What kind of other career ladders could you build within your organization? The authors lay out three potentials.
The Managerial Ladder
This is the career ladder we’re all familiar with. Individuals that pursue this ladder are masters of motivation and leading others. They thrive with solving difficult problems and seeing others thrive.
The Expert Ladder
Individuals that pursue this ladder develop extensive domain expertise. They become masters of their craft and share that knowledge with the rest of the company.
Let’s take a sales rep as an example. Instead of moving into a managerial role, they could perfect the art of talking to clients and making the sale. The trick then becomes not leading others but downloading their expertise in a way that helps everyone else.
The Customer Ladder
Before reading Primed to Perform, I didn’t think of this as a separate ladder. The authors describe the “Customer ladder” as a role where employees master the art of talking to customers, understanding the direction of the company, and translating feedback to product teams. This role straddles marketing, sales, and product development.

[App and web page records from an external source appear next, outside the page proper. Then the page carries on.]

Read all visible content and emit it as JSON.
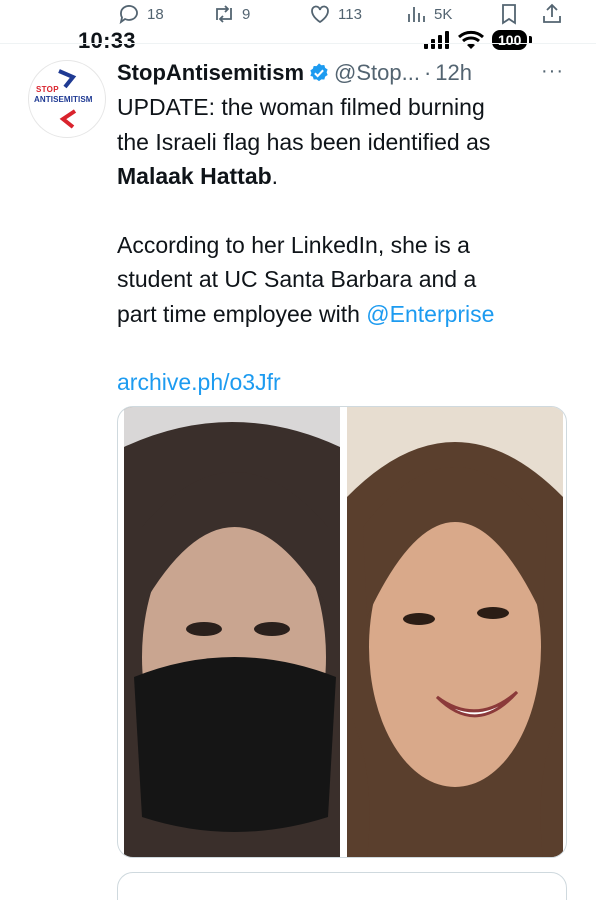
{
  "action_bar": {
    "reply_count": "18",
    "retweet_count": "9",
    "like_count": "113",
    "view_count": "5K",
    "icons": [
      "reply-icon",
      "retweet-icon",
      "heart-icon",
      "views-icon",
      "bookmark-icon",
      "share-icon"
    ]
  },
  "status_bar": {
    "time": "10:33",
    "battery": "100"
  },
  "tweet": {
    "author_name": "StopAntisemitism",
    "handle": "@Stop...",
    "separator": "·",
    "time_ago": "12h",
    "more": "···",
    "avatar": {
      "logo_line1": "STOP",
      "logo_line2": "ANTISEMITISM"
    },
    "text": {
      "line1": "UPDATE: the woman filmed burning",
      "line2": "the Israeli flag has been identified as",
      "bold_name": "Malaak Hattab",
      "bold_suffix": ".",
      "line4": "According to her LinkedIn, she is a",
      "line5": "student at UC Santa Barbara and a",
      "line6_prefix": "part time employee with ",
      "mention": "@Enterprise",
      "link": "archive.ph/o3Jfr"
    }
  },
  "colors": {
    "link": "#1d9bf0",
    "secondary_text": "#536471",
    "verified_badge": "#1d9bf0",
    "border": "#cfd9de"
  }
}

I’m not sure I agree that the Customer ladder is useful as a third ladder. In reality, I think it could fit in the Expert ladder category, which would leave us with two options:
- Move into a leadership role.
- Become an expert in your field and help everyone else level up.
Regardless of which you choose, there needs to be an aspirational point, the pinnacle for success amongst those on your ladder. This is pretty straightforward for the Managerial ladder, but what about the Expert ladder? How do you define the pinnacle of that track?
Primed to Perform provides the example of IBM, which created a position called a “Fellow” to honor their top research scholars. It’s often considered more prestigious than a management position. A “Fellow” is someone within IBM that “embodies a place with pioneering vision in an ever-expanding field.” Fellow achievements include things like developing the first microscope that could show atoms and building the system that put the first man on the moon.
I’ve been thinking about this quite a bit with Automattic. How do you create a culture that emphasizes the importance of the Expert ladder? One way is simple. Automatticians continue to get pay increases regardless of whether they move into a leadership position. Therefore, a typical incentive (pay) is removed in many ways from a specific career ladder. This is just one idea, and other opportunities certainly exist to really highlight the contributions of the expert.
If you’ve figured out how to create the Expert ladder within your company, I’d love to chat. It’s certainly something I’m interested in!